Records drawn from a dataset:
• • • • • • •

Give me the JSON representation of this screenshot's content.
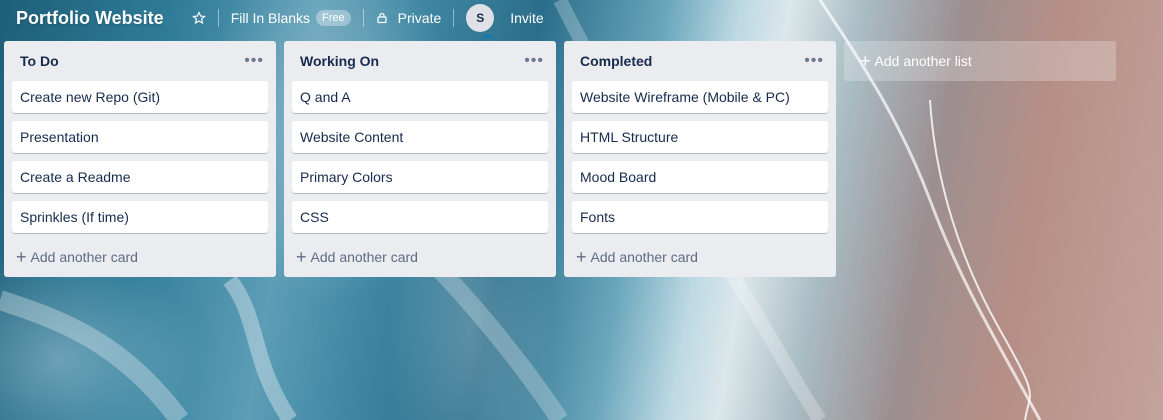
{
  "board": {
    "title": "Portfolio Website",
    "star_icon": "star-icon",
    "team_label": "Fill In Blanks",
    "team_badge": "Free",
    "visibility_icon": "lock-icon",
    "visibility_label": "Private",
    "member_initial": "S",
    "invite_label": "Invite"
  },
  "lists": [
    {
      "title": "To Do",
      "menu": "•••",
      "cards": [
        "Create new Repo (Git)",
        "Presentation",
        "Create a Readme",
        "Sprinkles (If time)"
      ],
      "add_card": "Add another card"
    },
    {
      "title": "Working On",
      "menu": "•••",
      "cards": [
        "Q and A",
        "Website Content",
        "Primary Colors",
        "CSS"
      ],
      "add_card": "Add another card"
    },
    {
      "title": "Completed",
      "menu": "•••",
      "cards": [
        "Website Wireframe (Mobile & PC)",
        "HTML Structure",
        "Mood Board",
        "Fonts"
      ],
      "add_card": "Add another card"
    }
  ],
  "add_list": "Add another list",
  "colors": {
    "list_bg": "#ebecf0",
    "card_text": "#172b4d",
    "muted_text": "#5e6c84"
  }
}
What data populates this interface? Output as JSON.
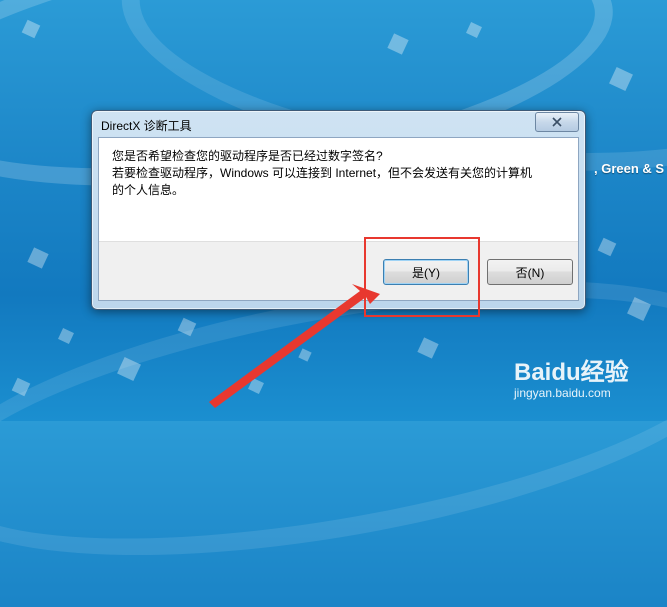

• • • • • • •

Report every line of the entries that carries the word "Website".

    "title": "Portfolio Website",
        "Website Content",
        "Website Wireframe (Mobile & PC)",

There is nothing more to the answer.